This site is a work-in-progress. I am working and it’s progressing. Eventually it may emerge like a beautiful butterfly. Or a fuzzy brown moth that bashes itself into a lightbulb repeatedly until it dies. Either way it should be a [insert your own adjective here] journey.
Feel free to follow along, sign up for notifications (at right), lob questions, and generally bemuse yourself.
Who’s Responsible for All This Nonsense?
Someone with time on their hands, apparently. But not that much time. I just like to occasionally occupy myself with distractions from other creative work. Blogging and paper-doll-making make mighty fine distractions. By day I am a librarian, which makes my disorganization here a bit of an embarrassment, but I’m off-duty when I’m online.
What’s with All the Weird 19th Century Stuff?
Interestingly enough, culture was popular in the 19th century! But seriously, this site isn’t about contemporary pop culture only. I was a hardcore 19th century geek long before I ever plugged into anything that could be remotely considered mainstream. If seeing AMC’s version of Rick Grimes juxtaposed with the 16th President of the United States is jarring for you, just remind yourself that the actor and the politician both share the same last name. Hey, whatever works, right?
Why Paper Dolls?
Why anything? As a child growing up in an era just prior to the action figure boom, my brothers and I used to build whole sets of dolls to stage elaborate scenes. Medieval knights and skeleton warriors–inspired by Jason and the Argonauts–were our favorite subjects, to be followed by a legion of Star Wars characters. We copied illustrations out of picture books and made clothes to fit them. Once we drew and cut an entire set of spotty dogs from 101 Dalmatians, complete with a folding getaway truck to haul them. Literally all 101 of them.
Sadly, none of these abominations (abominable, but made with love) survived our childhood. The nature of ephemera, alas, is that it is ephemeral. Nevertheless I have continued to make new paper toys well into the 21st century (aren’t you lucky?). And these days movies and other media still inspire me. Expect to see comic book superheroes and villains, TV and movie characters, historical fashions, and other random stuff from around the web.
And I really do mean random.
Most importantly, the paper dolls here are made to be enjoyed. Feel free to download them and print them out for your own personal use. Use the categories and tags to find related clothing for the dolls, as it will be interfiled with commentary, reviews, and other stuff throughout. Eventually I will build galleries to make this easier for you.
Please note that these dolls are by no means comprehensive representations of the characters or their costumes over the long haul. I am lazy and disinclined to be fussy about some details. I do this for fun, not as a matter of historical record.
Where are the Dang Tabs?

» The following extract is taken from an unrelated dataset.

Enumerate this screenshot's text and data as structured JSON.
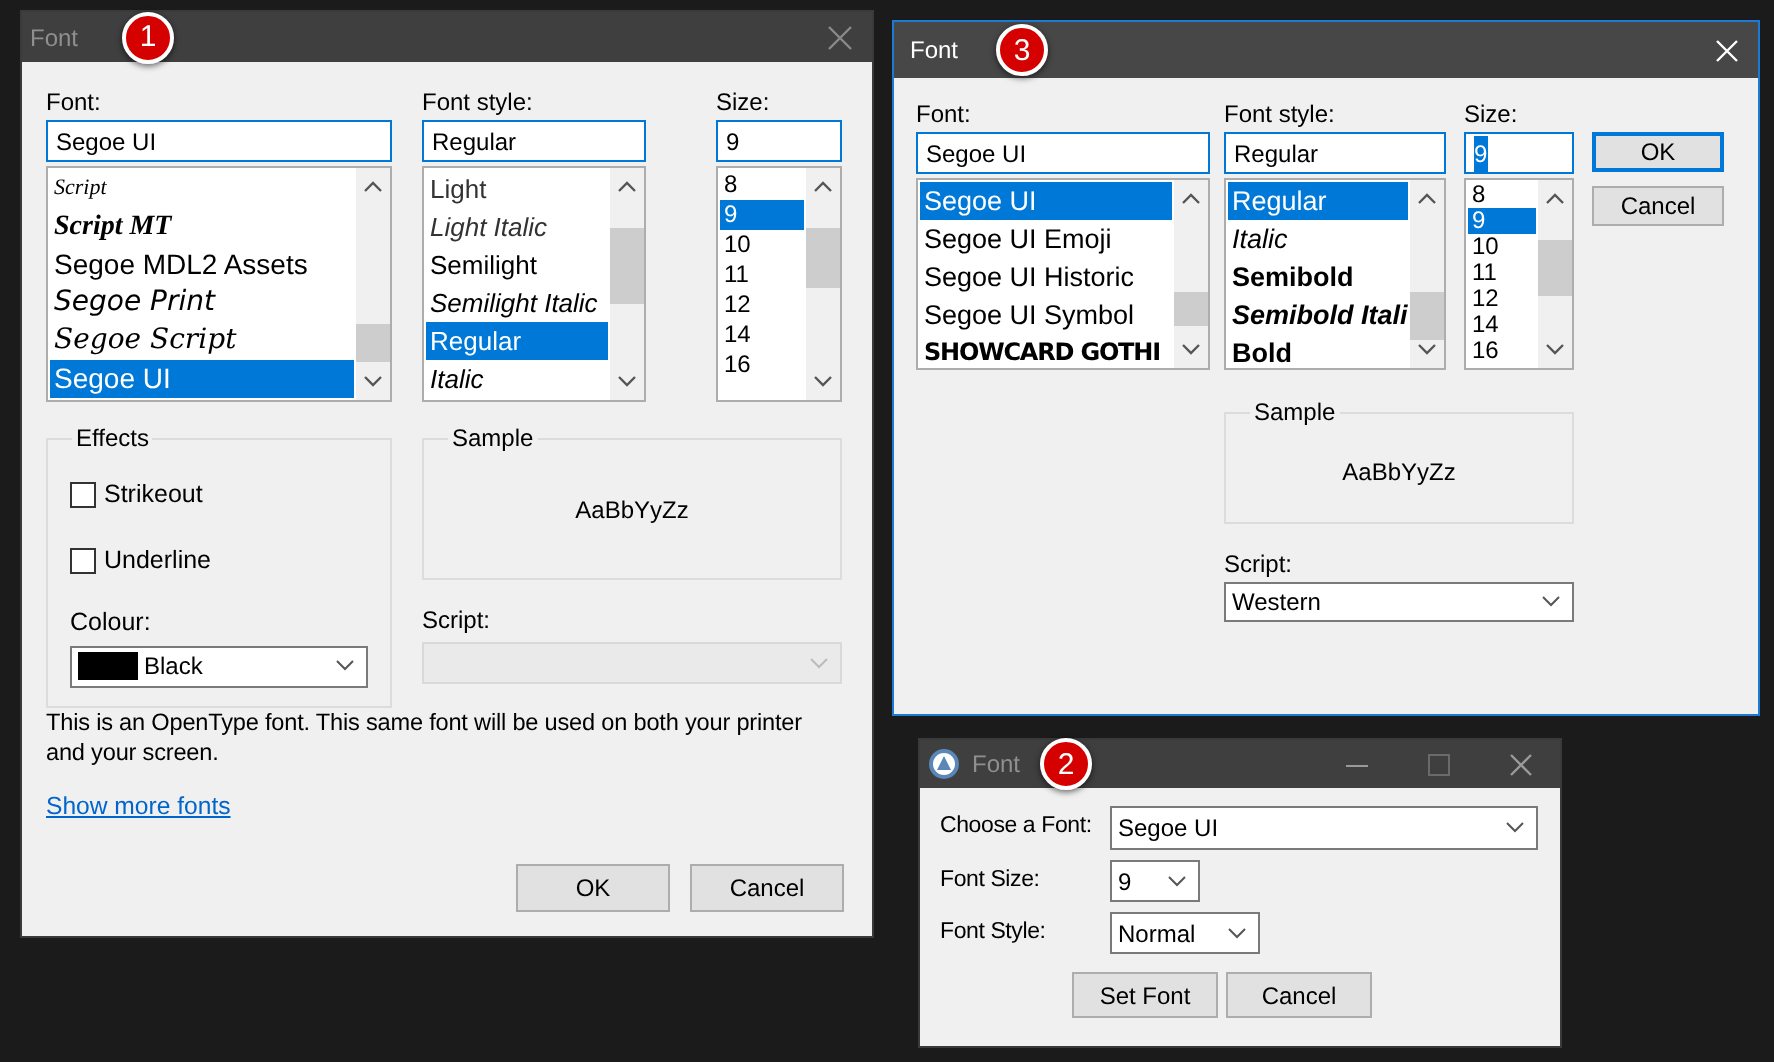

If you’re asking this question, you’ve noticed (possibly with irritation) that I don’t put tabs on my dolls. I promise I’m not trying to be edgy–and laziness is only half of it. The honest-to-God reason I don’t put tabs on my dolls is that I just never played with my own paper dolls that way. Bending tabs makes the clothes all rumpled and half the time the clothes fall off. I always preferred to play with my dolls on a flat surface. You didn’t have to fight with gravity to create a nice scene.
Later on, in my study of all things 19th Century, I realized that the earliest printed paper dolls likewise did not have tabs. Some of them were designed to be played with flat, some were designed to stand (and the double-sided clothes folded over them), and some had instructions on how to add tabs yourself. It really wasn’t until after the turn of the century that modern tabbed paper dolls began to be the popular norm.
Lastly, tabs take up room on the page and I have spatial management issues. So anything I can do to make it easier for me to plate the dolls and their clothes is a win for everybody, trust me!
Aside from paper dolls, what you’ll find here is a variety of words and pictures including:
- Reviews and Ruminations on:
- TV Episodes/Shows
- Wibbling and Warbling:
- About art
- The creative process
- Inspirational pictures and quotes
So subscribe and share! The site is Disqus friendly, so if you already have an account, you’re all set to comment. If you don’t have an account, they are free and easy to set up.